Benefits of a Healthy Foodweb

Although not apparent to the naked eye, a healthy soil is a dynamic living system that is teeming with life. Most of the organisms that live in the soil are beneficial micro-organisms such as fungi, bacteria, protozoa and nematodes. While seemingly insignificant, they are represented in the millions in any given soil, providing a range of important services that promote plant growth and vigour. The collective term for all of these organisms is the ‘soil foodweb’. The interactions amongst these organisms can provide plants with many of the requirements that they need to survive and flourish, which includes the availability & retention of nutrients, disease suppression, and the building of soil structure. However soil biology is an aspect that has been largely over looked with many growers preferring to settle for something delivering a quick short term fix. The use of chemicals to kill pathogens and pests can also kill the beneficials. The result is a sterile environment conducive to further disease and nutrient deficiencies. The quick fix often leads to a grower’s dependency on more and more chemical and artificial fertilisers to maintain his crops. Soil Foodweb Institute NZ has been working with NZ soils since 2003 and by utilizing their services you will learn how you can manage and maintain a balanced and healthy soil. A balanced soil food web provides many benefits including the reduction in the use of pesticides & fertilizers and a reduction in water requirements.

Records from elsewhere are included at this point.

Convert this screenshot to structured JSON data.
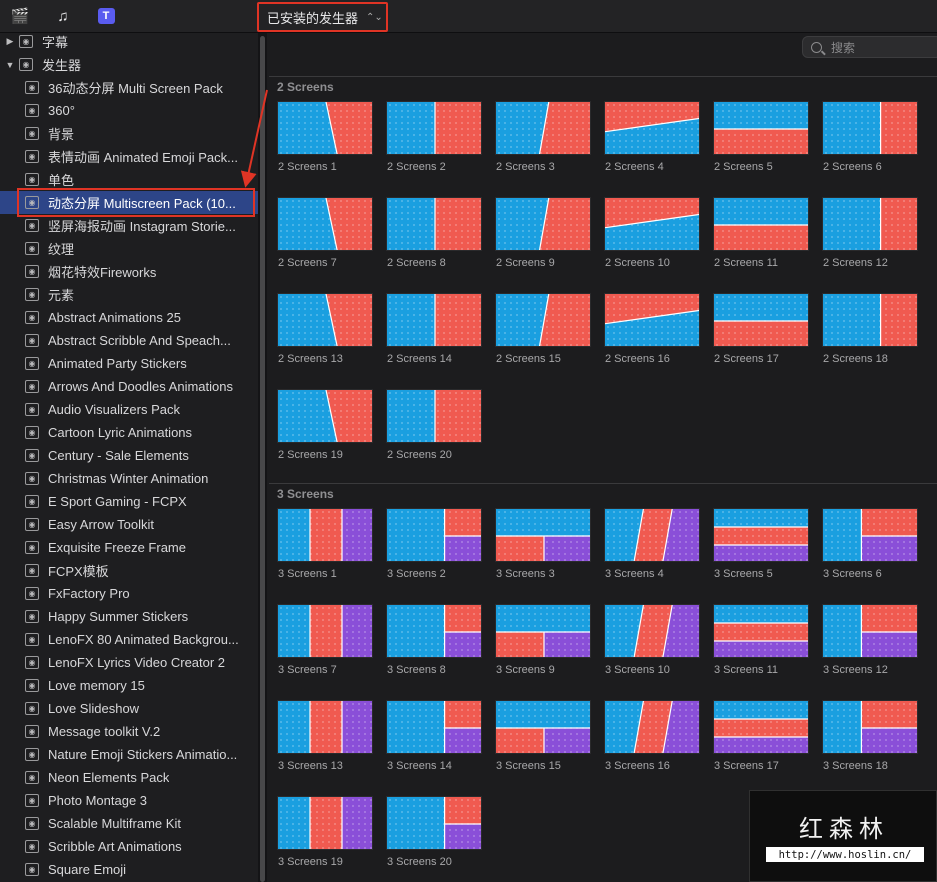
{
  "toolbar": {
    "icons": [
      "clapperboard-star-icon",
      "music-note-icon",
      "title-t-icon"
    ],
    "selector_label": "已安装的发生器",
    "search_placeholder": "搜索"
  },
  "sidebar": {
    "items": [
      {
        "label": "字幕",
        "level": "top",
        "expanded": false
      },
      {
        "label": "发生器",
        "level": "top",
        "expanded": true
      },
      {
        "label": "36动态分屏 Multi Screen Pack",
        "level": "child"
      },
      {
        "label": "360°",
        "level": "child"
      },
      {
        "label": "背景",
        "level": "child"
      },
      {
        "label": "表情动画 Animated Emoji Pack...",
        "level": "child"
      },
      {
        "label": "单色",
        "level": "child"
      },
      {
        "label": "动态分屏 Multiscreen Pack (10...",
        "level": "child",
        "selected": true
      },
      {
        "label": "竖屏海报动画 Instagram Storie...",
        "level": "child"
      },
      {
        "label": "纹理",
        "level": "child"
      },
      {
        "label": "烟花特效Fireworks",
        "level": "child"
      },
      {
        "label": "元素",
        "level": "child"
      },
      {
        "label": "Abstract Animations 25",
        "level": "child"
      },
      {
        "label": "Abstract Scribble And Speach...",
        "level": "child"
      },
      {
        "label": "Animated Party Stickers",
        "level": "child"
      },
      {
        "label": "Arrows And Doodles Animations",
        "level": "child"
      },
      {
        "label": "Audio Visualizers Pack",
        "level": "child"
      },
      {
        "label": "Cartoon Lyric Animations",
        "level": "child"
      },
      {
        "label": "Century - Sale Elements",
        "level": "child"
      },
      {
        "label": "Christmas Winter Animation",
        "level": "child"
      },
      {
        "label": "E Sport Gaming - FCPX",
        "level": "child"
      },
      {
        "label": "Easy Arrow Toolkit",
        "level": "child"
      },
      {
        "label": "Exquisite Freeze Frame",
        "level": "child"
      },
      {
        "label": "FCPX模板",
        "level": "child"
      },
      {
        "label": "FxFactory Pro",
        "level": "child"
      },
      {
        "label": "Happy Summer Stickers",
        "level": "child"
      },
      {
        "label": "LenoFX 80 Animated Backgrou...",
        "level": "child"
      },
      {
        "label": "LenoFX Lyrics Video Creator 2",
        "level": "child"
      },
      {
        "label": "Love memory 15",
        "level": "child"
      },
      {
        "label": "Love Slideshow",
        "level": "child"
      },
      {
        "label": "Message toolkit V.2",
        "level": "child"
      },
      {
        "label": "Nature Emoji Stickers Animatio...",
        "level": "child"
      },
      {
        "label": "Neon Elements Pack",
        "level": "child"
      },
      {
        "label": "Photo Montage 3",
        "level": "child"
      },
      {
        "label": "Scalable Multiframe Kit",
        "level": "child"
      },
      {
        "label": "Scribble Art Animations",
        "level": "child"
      },
      {
        "label": "Square Emoji",
        "level": "child"
      }
    ]
  },
  "sections": [
    {
      "header": "2 Screens",
      "items": [
        "2 Screens 1",
        "2 Screens 2",
        "2 Screens 3",
        "2 Screens 4",
        "2 Screens 5",
        "2 Screens 6",
        "2 Screens 7",
        "2 Screens 8",
        "2 Screens 9",
        "2 Screens 10",
        "2 Screens 11",
        "2 Screens 12",
        "2 Screens 13",
        "2 Screens 14",
        "2 Screens 15",
        "2 Screens 16",
        "2 Screens 17",
        "2 Screens 18",
        "2 Screens 19",
        "2 Screens 20"
      ]
    },
    {
      "header": "3 Screens",
      "items": [
        "3 Screens 1",
        "3 Screens 2",
        "3 Screens 3",
        "3 Screens 4",
        "3 Screens 5",
        "3 Screens 6",
        "3 Screens 7",
        "3 Screens 8",
        "3 Screens 9",
        "3 Screens 10",
        "3 Screens 11",
        "3 Screens 12",
        "3 Screens 13",
        "3 Screens 14",
        "3 Screens 15",
        "3 Screens 16",
        "3 Screens 17",
        "3 Screens 18",
        "3 Screens 19",
        "3 Screens 20"
      ]
    }
  ],
  "watermark": {
    "title": "红森林",
    "url": "http://www.hoslin.cn/"
  },
  "colors": {
    "blue_panel": "#1a9fe0",
    "red_panel": "#f05a50",
    "orange_panel": "#f7824a",
    "purple_panel": "#8a4fd8",
    "selection": "#2d4588",
    "highlight_border": "#e03425"
  }
}
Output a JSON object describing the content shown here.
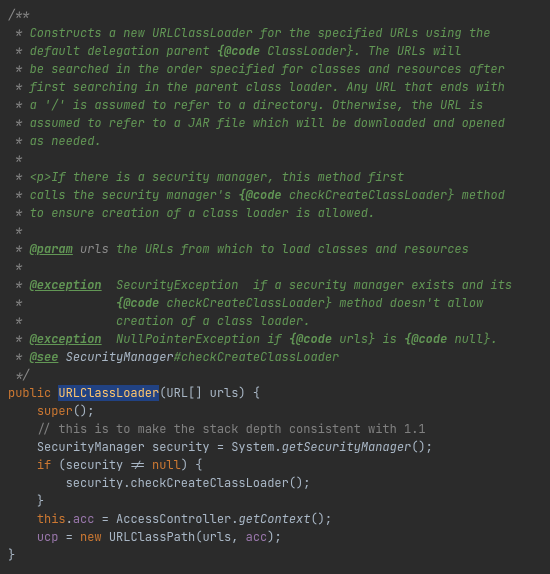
{
  "javadoc": {
    "l1": "/**",
    "l2a": " * ",
    "l2b": "Constructs a new URLClassLoader for the specified URLs using the",
    "l3a": " * ",
    "l3b": "default delegation parent ",
    "l3c": "{@code",
    "l3d": " ClassLoader}",
    "l3e": ". The URLs will",
    "l4a": " * ",
    "l4b": "be searched in the order specified for classes and resources after",
    "l5a": " * ",
    "l5b": "first searching in the parent class loader. Any URL that ends with",
    "l6a": " * ",
    "l6b": "a '/' is assumed to refer to a directory. Otherwise, the URL is",
    "l7a": " * ",
    "l7b": "assumed to refer to a JAR file which will be downloaded and opened",
    "l8a": " * ",
    "l8b": "as needed.",
    "l9": " *",
    "l10a": " * ",
    "l10b": "<p>",
    "l10c": "If there is a security manager, this method first",
    "l11a": " * ",
    "l11b": "calls the security manager's ",
    "l11c": "{@code",
    "l11d": " checkCreateClassLoader}",
    "l11e": " method",
    "l12a": " * ",
    "l12b": "to ensure creation of a class loader is allowed.",
    "l13": " *",
    "l14a": " * ",
    "l14b": "@param",
    "l14c": " ",
    "l14d": "urls",
    "l14e": " the URLs from which to load classes and resources",
    "l15": " *",
    "l16a": " * ",
    "l16b": "@exception",
    "l16c": "  SecurityException  if a security manager exists and its",
    "l17a": " *             ",
    "l17b": "{@code",
    "l17c": " checkCreateClassLoader}",
    "l17d": " method doesn't allow",
    "l18a": " *             ",
    "l18b": "creation of a class loader.",
    "l19a": " * ",
    "l19b": "@exception",
    "l19c": "  NullPointerException",
    "l19d": " if ",
    "l19e": "{@code",
    "l19f": " urls}",
    "l19g": " is ",
    "l19h": "{@code",
    "l19i": " null}",
    "l19j": ".",
    "l20a": " * ",
    "l20b": "@see",
    "l20c": " ",
    "l20d": "SecurityManager",
    "l20e": "#checkCreateClassLoader",
    "l21": " */"
  },
  "code": {
    "l22_public": "public",
    "l22_sp1": " ",
    "l22_name": "URLClassLoader",
    "l22_sig": "(URL[] urls) {",
    "l23_indent": "    ",
    "l23_super": "super",
    "l23_rest": "();",
    "l24_indent": "    ",
    "l24_cmt": "// this is to make the stack depth consistent with 1.1",
    "l25_indent": "    ",
    "l25_a": "SecurityManager security = System.",
    "l25_b": "getSecurityManager",
    "l25_c": "();",
    "l26_indent": "    ",
    "l26_if": "if",
    "l26_a": " (security != ",
    "l26_null": "null",
    "l26_b": ") {",
    "l27_indent": "        ",
    "l27_a": "security.checkCreateClassLoader();",
    "l28_indent": "    ",
    "l28_a": "}",
    "l29_indent": "    ",
    "l29_this": "this",
    "l29_a": ".",
    "l29_acc": "acc",
    "l29_b": " = AccessController.",
    "l29_c": "getContext",
    "l29_d": "();",
    "l30_indent": "    ",
    "l30_ucp": "ucp",
    "l30_a": " = ",
    "l30_new": "new",
    "l30_b": " URLClassPath(urls, ",
    "l30_acc": "acc",
    "l30_c": ");",
    "l31": "}"
  }
}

What makes a healthy soil Food web?

A healthy foodweb occurs when:

All the organisms that a plant requires are present and functioning

Nutrients are held securely in the soil until released in plant available forms as the plant requires them

The correct ratio of fungi to bacteria is present for the specific plant group

The functions of the foodweb are:

Retention of nutrients so that they do not leach into ground water or volatize into the atmosphere

Nutrients are cycled into the right form, at the right rates, at the right time for plants

Building of soil structure so that atmospheric gases and water can move easily through the soil and allow the plant to develop a deep well structured root system

The creation of humus and sequestration of carbon

Suppression of disease-causing organisms by competition of beneficials

Production of plant=growth promoting hormones

Breakdone and/or tie-up of toxic compounds and heavy metals